**DIRECTIONS**
All lines holding the word "济阳区市场监管局" should be located in the records and copied.

**DATA RECORDS**
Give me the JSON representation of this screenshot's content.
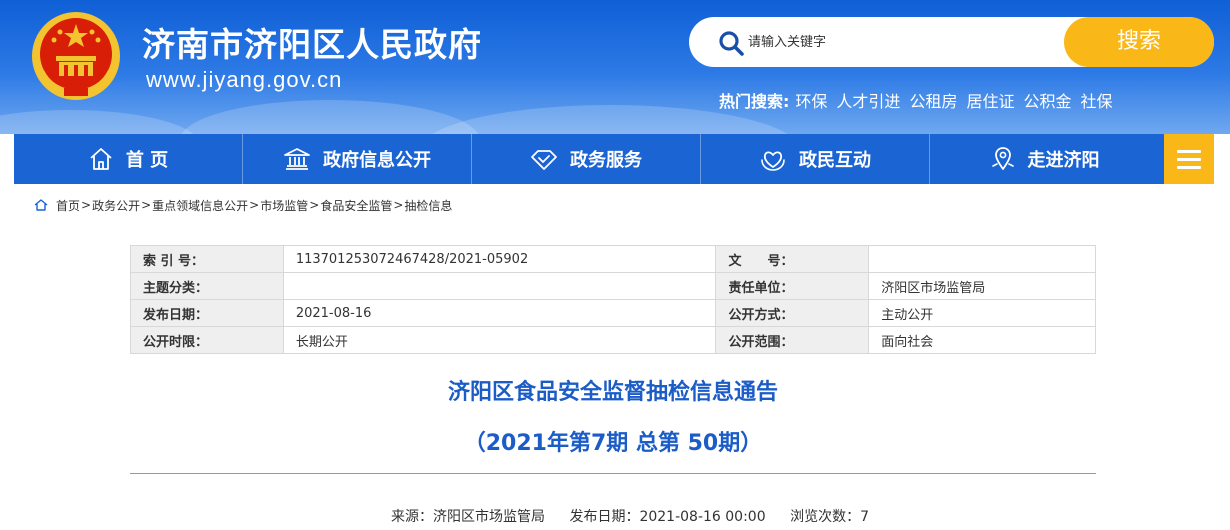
{
  "site": {
    "title": "济南市济阳区人民政府",
    "url": "www.jiyang.gov.cn"
  },
  "search": {
    "placeholder": "请输入关键字",
    "button_label": "搜索"
  },
  "hot_search": {
    "label": "热门搜索:",
    "items": [
      "环保",
      "人才引进",
      "公租房",
      "居住证",
      "公积金",
      "社保"
    ]
  },
  "nav": {
    "items": [
      {
        "label": "首 页",
        "icon": "home-icon"
      },
      {
        "label": "政府信息公开",
        "icon": "government-building-icon"
      },
      {
        "label": "政务服务",
        "icon": "handshake-icon"
      },
      {
        "label": "政民互动",
        "icon": "heart-hands-icon"
      },
      {
        "label": "走进济阳",
        "icon": "location-pin-icon"
      }
    ],
    "menu_icon": "hamburger-menu-icon"
  },
  "breadcrumb": {
    "items": [
      "首页",
      "政务公开",
      "重点领域信息公开",
      "市场监管",
      "食品安全监管",
      "抽检信息"
    ],
    "separator": ">"
  },
  "info_table": {
    "rows": [
      {
        "label1": "索 引 号：",
        "value1": "113701253072467428/2021-05902",
        "label2": "文　　号：",
        "value2": ""
      },
      {
        "label1": "主题分类：",
        "value1": "",
        "label2": "责任单位：",
        "value2": "济阳区市场监管局"
      },
      {
        "label1": "发布日期：",
        "value1": "2021-08-16",
        "label2": "公开方式：",
        "value2": "主动公开"
      },
      {
        "label1": "公开时限：",
        "value1": "长期公开",
        "label2": "公开范围：",
        "value2": "面向社会"
      }
    ]
  },
  "article": {
    "title": "济阳区食品安全监督抽检信息通告",
    "subtitle": "（2021年第7期 总第 50期）",
    "source": "来源：济阳区市场监管局",
    "publish_date": "发布日期：2021-08-16 00:00",
    "views": "浏览次数：7"
  },
  "colors": {
    "primary_blue": "#1a64d4",
    "accent_yellow": "#f9b718",
    "title_blue": "#1b5cc7"
  }
}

**ANSWER SECTION**
        "value2": "济阳区市场监管局"
    "source": "来源：济阳区市场监管局",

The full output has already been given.